The point of this delightful story is coming, I assure you.
The next morning Pete's arm was placed in a big chunk of plaster and he was informed that he should not work for at least 2 months. Major surgery had saved his arm and the plaster would have to be on for 8 weeks with a scan and x-ray every 2 weeks to check on progress. Pete nodded. Compliant with the Doctor and Surgeon.
Three days later, Pete was back in the Kitchen. One arm in plaster, one arm working like a Trojan. His plastered arm was duck-taped to his chest so it wouldn't get in the way. He worked for the next 2 months, six days a week, fifteen hours a day. He became a Legend, and his story is still told by myself and many others. I have never seen such dedication, determination or sheer stupidity since that day.
Now let us catapult ourselves back to the present day. Lunch hours, coffee breaks and the ever popular split-shifts scenario do not apply to this Trade. When you become a Chef, you fore-go the Working Time Directive. Like Hanger 18, the Man in the Moon and a Souffle Pump......it does not exsist. You will work as and when you are told. You will not moan, cry, shout, jump up and down screaming "I am tired" or "I have to have a break, it's the Law". There is no Union you can turn to and even if there was, they wouldn't blink an eye. It is how it is. Get used to it, because if you struggle with your first day of being pushed from pillar to post, shouted at and mentally abused then it is time to hang up the standard issue apron and walk out the door. You will never get used to it.
Forrest Gump was wrong and so was his Mama. Life is not like a box of chocolates. You do know what your going to get due to the piece of card on the top of the chocolates and by reading the fine print listing the chocolates and ingredients on the back of the box. You join this Industry, you better be prepared for all that comes with it. It ain't pretty, sociable or easy. It's hard graft and it will break you, but, you will become accustomed to it and you will succeed if you want to. Long Live The All-Day Shift!

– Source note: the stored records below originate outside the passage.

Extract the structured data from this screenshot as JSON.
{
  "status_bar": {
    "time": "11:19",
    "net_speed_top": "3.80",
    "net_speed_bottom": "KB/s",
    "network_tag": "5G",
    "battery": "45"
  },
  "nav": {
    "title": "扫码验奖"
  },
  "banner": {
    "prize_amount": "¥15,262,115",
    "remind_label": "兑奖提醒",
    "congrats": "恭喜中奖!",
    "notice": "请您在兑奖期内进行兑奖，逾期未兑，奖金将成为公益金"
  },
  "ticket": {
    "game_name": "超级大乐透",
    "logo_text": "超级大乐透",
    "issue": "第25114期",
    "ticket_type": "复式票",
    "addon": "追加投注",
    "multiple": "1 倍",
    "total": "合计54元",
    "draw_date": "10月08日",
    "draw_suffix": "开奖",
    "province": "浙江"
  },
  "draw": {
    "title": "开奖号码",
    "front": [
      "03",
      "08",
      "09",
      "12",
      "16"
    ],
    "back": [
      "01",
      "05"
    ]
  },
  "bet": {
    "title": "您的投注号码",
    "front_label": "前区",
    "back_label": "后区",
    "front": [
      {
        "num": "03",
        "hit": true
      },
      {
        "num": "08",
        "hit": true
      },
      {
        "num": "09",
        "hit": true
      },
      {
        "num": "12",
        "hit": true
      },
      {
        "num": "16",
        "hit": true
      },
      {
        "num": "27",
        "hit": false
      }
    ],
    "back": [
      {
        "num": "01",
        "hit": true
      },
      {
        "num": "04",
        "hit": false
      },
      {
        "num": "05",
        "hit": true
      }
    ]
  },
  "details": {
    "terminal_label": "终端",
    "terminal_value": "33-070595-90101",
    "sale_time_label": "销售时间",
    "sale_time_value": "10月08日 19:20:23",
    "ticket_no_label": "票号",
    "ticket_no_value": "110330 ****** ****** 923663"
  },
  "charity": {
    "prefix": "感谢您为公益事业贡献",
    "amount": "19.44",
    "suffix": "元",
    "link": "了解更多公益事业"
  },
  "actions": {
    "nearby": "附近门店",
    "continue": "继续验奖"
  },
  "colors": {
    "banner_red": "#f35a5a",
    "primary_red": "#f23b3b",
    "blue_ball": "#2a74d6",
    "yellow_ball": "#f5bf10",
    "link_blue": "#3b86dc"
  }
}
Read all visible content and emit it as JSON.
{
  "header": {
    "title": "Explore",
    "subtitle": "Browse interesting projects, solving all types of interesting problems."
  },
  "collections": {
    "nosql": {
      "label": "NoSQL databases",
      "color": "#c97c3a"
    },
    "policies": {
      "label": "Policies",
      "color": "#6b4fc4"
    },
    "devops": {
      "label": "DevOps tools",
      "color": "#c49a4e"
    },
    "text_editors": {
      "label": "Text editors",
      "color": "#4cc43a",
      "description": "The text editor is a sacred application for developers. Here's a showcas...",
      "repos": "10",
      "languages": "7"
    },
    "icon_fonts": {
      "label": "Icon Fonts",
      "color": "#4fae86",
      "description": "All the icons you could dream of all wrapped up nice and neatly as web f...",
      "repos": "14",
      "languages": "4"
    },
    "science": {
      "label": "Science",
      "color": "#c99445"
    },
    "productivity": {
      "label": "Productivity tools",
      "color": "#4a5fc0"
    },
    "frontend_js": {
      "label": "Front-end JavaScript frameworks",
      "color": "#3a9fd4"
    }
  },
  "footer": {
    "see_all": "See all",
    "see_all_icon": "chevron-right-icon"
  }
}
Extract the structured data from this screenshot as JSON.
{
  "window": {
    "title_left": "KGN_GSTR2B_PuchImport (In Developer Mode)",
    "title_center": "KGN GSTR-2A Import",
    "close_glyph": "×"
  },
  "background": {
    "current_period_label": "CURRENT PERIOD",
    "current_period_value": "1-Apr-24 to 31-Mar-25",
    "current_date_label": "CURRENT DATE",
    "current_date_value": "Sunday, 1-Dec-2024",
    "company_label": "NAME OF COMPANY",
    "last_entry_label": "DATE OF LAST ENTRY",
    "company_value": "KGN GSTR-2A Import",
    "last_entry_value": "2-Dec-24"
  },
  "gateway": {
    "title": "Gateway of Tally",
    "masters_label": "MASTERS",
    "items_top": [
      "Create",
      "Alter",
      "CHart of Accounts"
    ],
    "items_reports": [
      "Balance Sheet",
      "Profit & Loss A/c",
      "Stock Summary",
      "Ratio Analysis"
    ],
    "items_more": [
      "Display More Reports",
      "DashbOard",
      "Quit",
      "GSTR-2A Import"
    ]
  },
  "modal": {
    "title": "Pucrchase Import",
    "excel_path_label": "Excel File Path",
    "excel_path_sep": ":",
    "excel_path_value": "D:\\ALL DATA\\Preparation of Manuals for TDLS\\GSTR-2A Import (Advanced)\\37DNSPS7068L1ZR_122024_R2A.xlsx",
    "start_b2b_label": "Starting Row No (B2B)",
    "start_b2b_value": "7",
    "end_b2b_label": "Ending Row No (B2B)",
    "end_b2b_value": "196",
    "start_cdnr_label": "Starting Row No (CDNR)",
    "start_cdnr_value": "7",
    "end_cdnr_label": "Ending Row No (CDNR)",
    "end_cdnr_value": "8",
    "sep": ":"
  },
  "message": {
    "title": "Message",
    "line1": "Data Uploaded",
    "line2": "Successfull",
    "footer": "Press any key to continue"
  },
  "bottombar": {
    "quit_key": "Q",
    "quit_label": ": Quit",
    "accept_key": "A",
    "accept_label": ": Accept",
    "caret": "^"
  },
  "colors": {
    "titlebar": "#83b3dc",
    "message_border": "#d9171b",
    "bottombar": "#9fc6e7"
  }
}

Great news my fellow foodies, I now have a website! Still under construction though and will hopefully be ready within the next four weeks. My Blog will continue as normal even after the site is up and running.
One thing I have noticed recently is the lack of comments! Do not be afraid my dears! Grumpy Chef Groupies......where have you gone? I feel abandoned! Comments help Blogs to move forward. Not happy about something, let me know. Happy about something, then let me know. I write for myself, yet others enjoy reading it and that makes me happy.
And finally......the News.
Two companies, Cains and Food and Drink Group, have called in the Administrators this week. It is starting my wonderful Woodcocks'! The beginning of the End for the Pub Industry. Yet the larger groups are not only seeing a fantastic profit, but are building more Hotels, Casinos and even Restaurants. Why? Answers on a postcard please!
Bonne nuit mes soufflés de fromage légers
Le Chef Grincheux